This version of the document has incorporated changes that have been made to the document that did not require motions, and shows marked-up text where amendments to motions will be proposed during the assembly. That applies to six sections of the document, with text in red to denote which possible changes will be considered.
People from across the country are sharing their hopes and their prayers with the 277 Members of the Fifth Plenary Council of Australia who will gather in Sydney for the second and final assembly next week.
When the Council Members arrive for the assembly, cards handwritten by Catholics will be included in their welcome packs.
“This has been a journey surrounded by the voices and prayers of the entire Catholic community, and these cards are a way of bringing that voice into the second assembly,” said Plenary Council president Archbishop Timothy Costelloe SDB.
Sr Marion Gambin RSJ, the Plenary Council’s Acting Facilitator, said there has been a concerted effort to capture and live out the national significance of this event.
“The Local Coordinators Network, which has been a powerhouse during this four-year journey, has managed this campaign to have people sign and send in the cards,” she said.
Other messages will also be shared with Members during the week. A portal has been set up on the home page of the Plenary Council website to allow people to send a message to the assembly, with those messages to be posted to a wall-sized version of the Council logo.
Leaders of the Catholic Church in the Asia-Pacific region and the head of the National Council of Churches in Australia are among those who will serve as observers at the second assembly of the Plenary Council.
There is a long tradition of having observers attend major Church events, and there will be five such observers at the Plenary Council.
Cardinal John Dew, the Archbishop of Wellington, will be in Sydney for the event from July 3-9 representing the Church in New Zealand.
Cardinal Dew said he considered it “a great honour” to be invited to be an observer for the Council, and he is looking forward to being in person for the second assembly, after joining online last October.

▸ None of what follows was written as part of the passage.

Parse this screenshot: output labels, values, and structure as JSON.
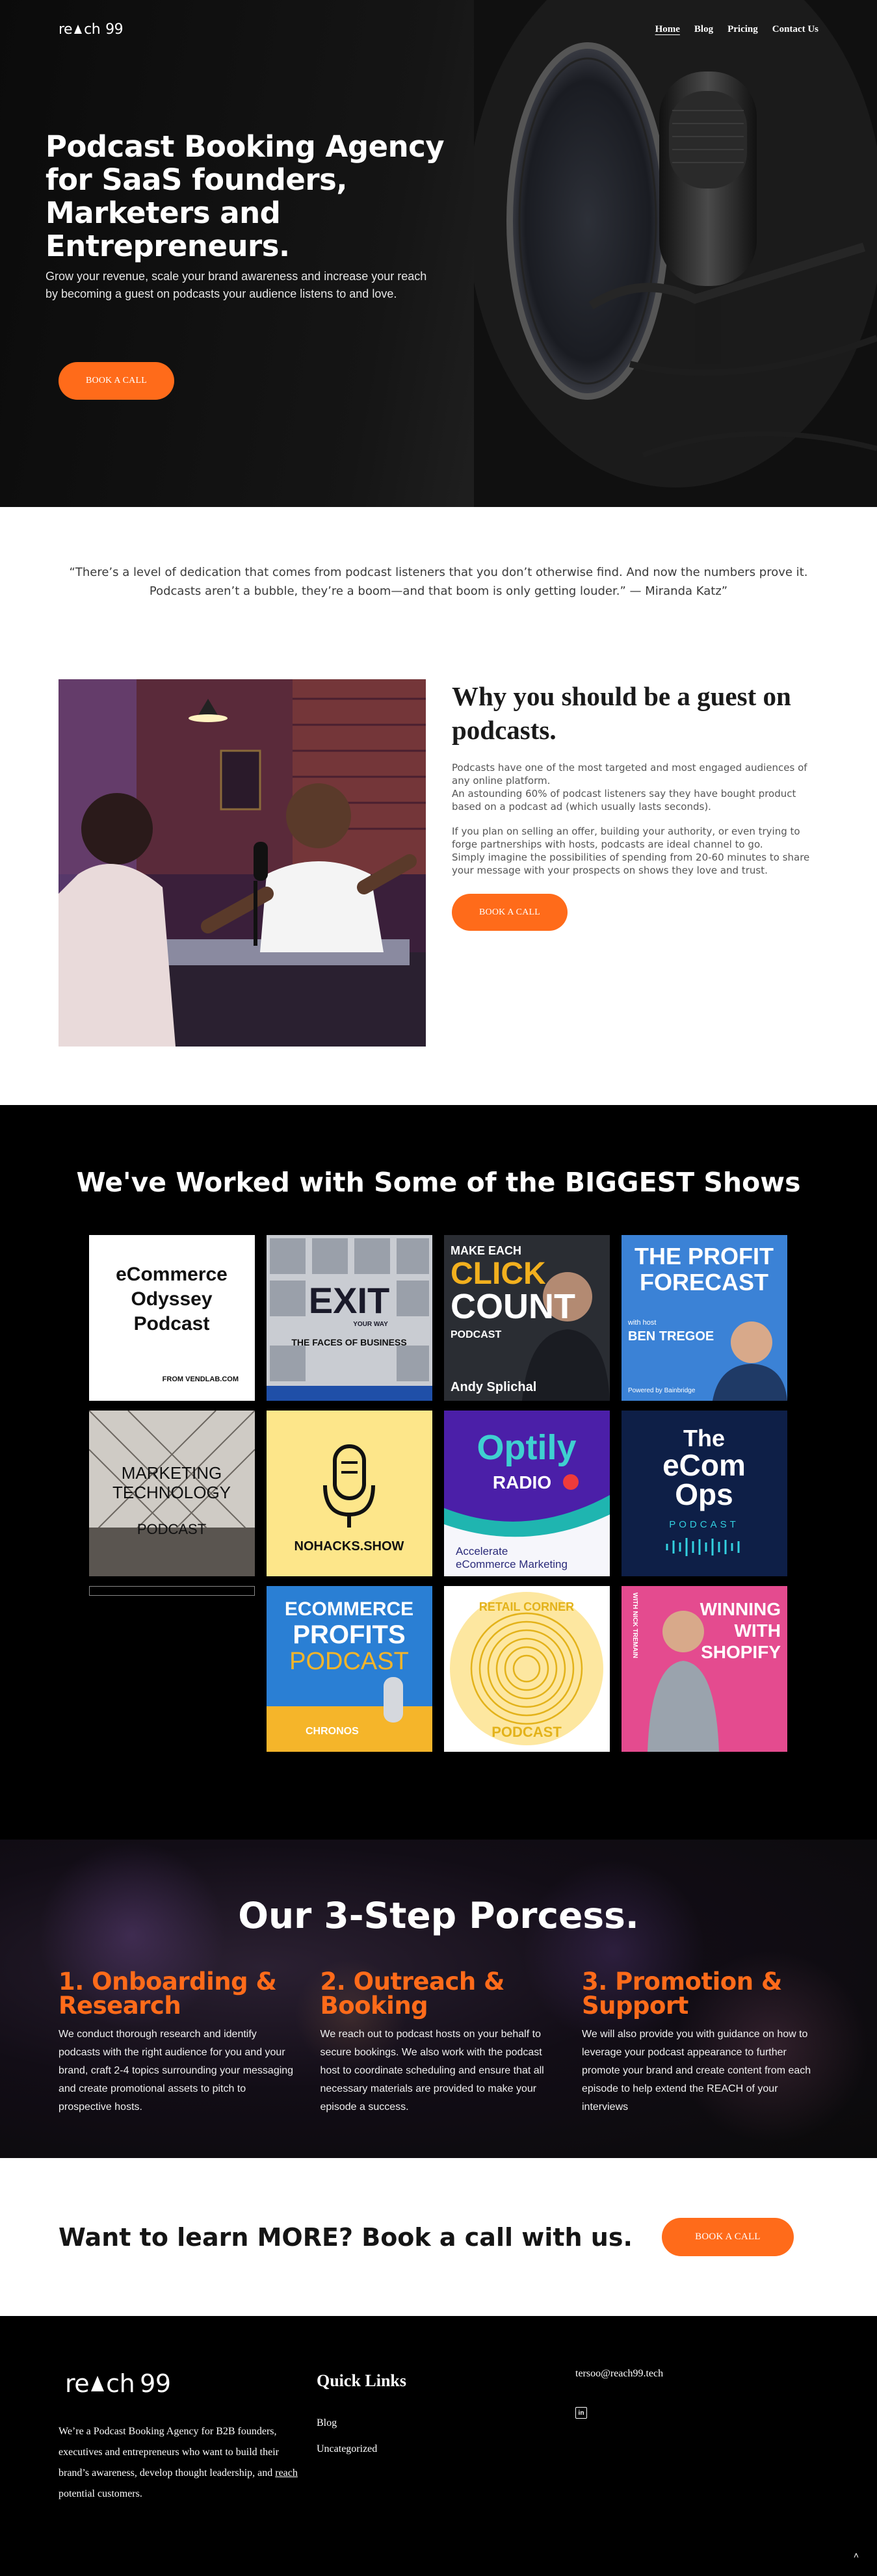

Reverend John Gilmore, the president of the National Council of Churches in Australia, the leading ecumenical body in the country, will also be an observer.
He said being present for the assembly “is a way of affirming the ongoing Plenary journey of the Catholic Church as it explores it priorities for the next stage of its life”.
Other observers who will attend the second assembly of the Plenary Council include Cardinal Charles Maung Bo of Yangon, Myanmar; Apostolic Nuncio to Australia Archbishop Charles Balvo; and Catholic Church Insurance’s Ross Castle.
The second assembly of the Plenary Council commences with the opening Mass of the second assembly, celebrated at 5pm on Sunday, July 3.
From Monday, July 4 to Friday, July 8, the members will hold several sessions each day to consider the work of the Plenary Council, including the motions and taking votes.
Masses will be celebrated each evening at 6pm from Monday to Thursday, with Mass on Friday celebrated at 7.45am.
The closing Mass of the Plenary Council will be celebrated at 10.30am on Saturday, July 9 at St Mary’s Cathedral. That Mass is open to the public.
All Council Masses and sessions on each day of the week will be livestreamed, as outlined in the schedule above.
You can access the full program for the second assembly by clicking here.
A great way to reconnect with or enter more deeply into the Plenary Council journey is to read some of the key documents from the past four years. They capture how far the People of God in Australia have travelled in that time. Documents you might wish to read again — or read for the first time — include:
You can find other key documents, including the six Thematic Discernment Papers, on the Plenary Council website.